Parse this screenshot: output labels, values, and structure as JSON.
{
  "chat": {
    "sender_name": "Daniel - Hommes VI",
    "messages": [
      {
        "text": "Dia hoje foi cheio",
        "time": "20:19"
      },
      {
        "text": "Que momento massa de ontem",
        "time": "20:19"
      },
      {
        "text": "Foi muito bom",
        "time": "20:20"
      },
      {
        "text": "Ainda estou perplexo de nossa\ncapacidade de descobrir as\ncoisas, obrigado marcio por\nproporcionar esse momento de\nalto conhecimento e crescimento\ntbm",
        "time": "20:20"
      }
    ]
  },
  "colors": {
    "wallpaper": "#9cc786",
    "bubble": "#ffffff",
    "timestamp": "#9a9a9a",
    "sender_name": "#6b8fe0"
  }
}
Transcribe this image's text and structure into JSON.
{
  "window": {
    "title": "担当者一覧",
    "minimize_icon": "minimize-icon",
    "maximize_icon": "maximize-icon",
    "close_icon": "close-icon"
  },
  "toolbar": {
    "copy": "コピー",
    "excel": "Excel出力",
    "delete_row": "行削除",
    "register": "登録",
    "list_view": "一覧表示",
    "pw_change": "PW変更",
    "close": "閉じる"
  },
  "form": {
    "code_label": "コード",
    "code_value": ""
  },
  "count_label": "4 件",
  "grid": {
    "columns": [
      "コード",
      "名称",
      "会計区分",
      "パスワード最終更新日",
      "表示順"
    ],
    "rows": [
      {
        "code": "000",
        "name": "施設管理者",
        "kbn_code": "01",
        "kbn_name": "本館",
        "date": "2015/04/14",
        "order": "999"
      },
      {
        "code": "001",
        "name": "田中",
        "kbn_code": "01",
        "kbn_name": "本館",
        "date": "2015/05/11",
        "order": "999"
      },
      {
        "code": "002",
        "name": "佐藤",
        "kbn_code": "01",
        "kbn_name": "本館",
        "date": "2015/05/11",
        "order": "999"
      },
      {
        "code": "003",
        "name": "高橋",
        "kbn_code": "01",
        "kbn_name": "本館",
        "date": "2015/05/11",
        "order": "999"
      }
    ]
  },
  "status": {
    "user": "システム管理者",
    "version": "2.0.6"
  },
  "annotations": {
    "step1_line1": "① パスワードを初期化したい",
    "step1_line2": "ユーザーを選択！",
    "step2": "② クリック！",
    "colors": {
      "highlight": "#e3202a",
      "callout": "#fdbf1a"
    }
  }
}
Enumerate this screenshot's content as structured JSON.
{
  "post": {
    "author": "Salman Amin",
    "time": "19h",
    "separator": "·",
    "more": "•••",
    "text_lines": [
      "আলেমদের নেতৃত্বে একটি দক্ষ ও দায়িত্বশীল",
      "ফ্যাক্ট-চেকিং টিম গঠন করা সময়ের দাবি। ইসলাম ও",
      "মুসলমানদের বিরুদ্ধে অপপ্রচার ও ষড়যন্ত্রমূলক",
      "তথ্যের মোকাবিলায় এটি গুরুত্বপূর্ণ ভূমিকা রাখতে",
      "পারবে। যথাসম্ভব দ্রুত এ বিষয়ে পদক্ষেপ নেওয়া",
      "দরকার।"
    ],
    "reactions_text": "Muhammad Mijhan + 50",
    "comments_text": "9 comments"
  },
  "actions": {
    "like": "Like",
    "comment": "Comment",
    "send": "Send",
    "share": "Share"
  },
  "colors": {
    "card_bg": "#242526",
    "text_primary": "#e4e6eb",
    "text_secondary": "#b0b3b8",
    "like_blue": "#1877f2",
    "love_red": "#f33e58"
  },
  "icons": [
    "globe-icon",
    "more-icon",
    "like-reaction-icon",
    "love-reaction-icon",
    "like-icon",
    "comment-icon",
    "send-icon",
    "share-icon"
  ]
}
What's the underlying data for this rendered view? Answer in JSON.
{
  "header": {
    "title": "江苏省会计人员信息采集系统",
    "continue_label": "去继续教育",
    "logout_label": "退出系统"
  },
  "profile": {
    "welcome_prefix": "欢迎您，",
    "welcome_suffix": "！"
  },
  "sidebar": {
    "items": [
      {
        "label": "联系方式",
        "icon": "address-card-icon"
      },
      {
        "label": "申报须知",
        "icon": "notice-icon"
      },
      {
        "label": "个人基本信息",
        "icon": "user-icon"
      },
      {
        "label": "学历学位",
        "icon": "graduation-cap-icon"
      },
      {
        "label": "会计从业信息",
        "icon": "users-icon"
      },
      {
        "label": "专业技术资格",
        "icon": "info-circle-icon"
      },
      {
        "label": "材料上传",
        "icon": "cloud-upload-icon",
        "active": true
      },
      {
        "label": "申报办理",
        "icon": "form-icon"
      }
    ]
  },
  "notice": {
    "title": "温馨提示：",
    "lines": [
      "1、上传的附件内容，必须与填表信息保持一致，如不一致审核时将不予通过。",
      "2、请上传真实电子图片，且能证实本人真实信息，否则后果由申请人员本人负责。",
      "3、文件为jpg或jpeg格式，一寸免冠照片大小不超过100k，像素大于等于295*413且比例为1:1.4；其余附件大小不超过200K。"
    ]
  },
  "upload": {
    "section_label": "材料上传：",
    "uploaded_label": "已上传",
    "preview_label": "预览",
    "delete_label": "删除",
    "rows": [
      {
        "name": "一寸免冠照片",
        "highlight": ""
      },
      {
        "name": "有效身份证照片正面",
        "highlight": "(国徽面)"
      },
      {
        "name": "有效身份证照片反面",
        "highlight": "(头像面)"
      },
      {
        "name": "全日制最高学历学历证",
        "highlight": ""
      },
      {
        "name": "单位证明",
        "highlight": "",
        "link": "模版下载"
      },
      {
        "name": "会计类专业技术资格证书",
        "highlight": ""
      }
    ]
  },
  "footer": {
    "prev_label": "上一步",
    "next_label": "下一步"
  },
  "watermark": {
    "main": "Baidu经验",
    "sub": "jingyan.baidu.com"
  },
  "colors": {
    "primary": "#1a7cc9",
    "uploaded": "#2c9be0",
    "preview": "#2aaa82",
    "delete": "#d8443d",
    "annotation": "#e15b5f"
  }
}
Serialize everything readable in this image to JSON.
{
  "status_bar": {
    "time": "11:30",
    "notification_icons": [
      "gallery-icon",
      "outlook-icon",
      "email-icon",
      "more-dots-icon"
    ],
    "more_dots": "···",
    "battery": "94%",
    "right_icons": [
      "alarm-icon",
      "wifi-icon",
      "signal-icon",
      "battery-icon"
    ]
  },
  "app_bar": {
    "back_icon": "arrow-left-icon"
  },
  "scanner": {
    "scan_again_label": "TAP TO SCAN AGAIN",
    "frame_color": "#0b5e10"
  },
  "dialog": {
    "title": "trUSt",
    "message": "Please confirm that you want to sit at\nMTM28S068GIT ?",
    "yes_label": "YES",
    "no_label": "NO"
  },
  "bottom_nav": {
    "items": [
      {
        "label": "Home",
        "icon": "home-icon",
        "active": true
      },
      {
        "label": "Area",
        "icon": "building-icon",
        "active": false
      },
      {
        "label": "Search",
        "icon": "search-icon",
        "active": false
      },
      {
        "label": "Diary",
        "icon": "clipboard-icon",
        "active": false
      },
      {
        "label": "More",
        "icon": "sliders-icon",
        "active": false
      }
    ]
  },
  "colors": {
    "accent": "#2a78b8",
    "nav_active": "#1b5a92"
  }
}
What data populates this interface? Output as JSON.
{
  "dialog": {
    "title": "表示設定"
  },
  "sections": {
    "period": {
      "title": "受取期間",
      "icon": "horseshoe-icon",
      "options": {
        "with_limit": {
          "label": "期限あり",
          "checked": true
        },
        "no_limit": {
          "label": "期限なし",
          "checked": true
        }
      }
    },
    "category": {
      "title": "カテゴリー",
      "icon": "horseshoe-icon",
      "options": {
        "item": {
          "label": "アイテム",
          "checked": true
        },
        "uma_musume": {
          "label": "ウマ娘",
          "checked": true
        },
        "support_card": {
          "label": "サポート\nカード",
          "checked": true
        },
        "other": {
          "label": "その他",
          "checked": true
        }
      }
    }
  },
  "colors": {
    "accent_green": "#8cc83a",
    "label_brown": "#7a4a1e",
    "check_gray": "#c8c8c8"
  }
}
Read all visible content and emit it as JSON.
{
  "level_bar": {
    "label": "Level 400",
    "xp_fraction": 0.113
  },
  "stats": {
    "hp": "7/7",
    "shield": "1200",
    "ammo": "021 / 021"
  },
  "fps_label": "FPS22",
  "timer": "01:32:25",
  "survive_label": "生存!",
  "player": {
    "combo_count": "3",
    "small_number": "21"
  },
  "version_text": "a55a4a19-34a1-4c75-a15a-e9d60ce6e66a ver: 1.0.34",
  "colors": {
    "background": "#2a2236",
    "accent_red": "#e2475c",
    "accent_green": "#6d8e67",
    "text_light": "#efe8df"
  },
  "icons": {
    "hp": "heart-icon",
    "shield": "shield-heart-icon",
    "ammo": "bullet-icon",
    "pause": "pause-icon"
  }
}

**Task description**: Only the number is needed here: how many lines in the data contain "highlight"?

**Task response**: 7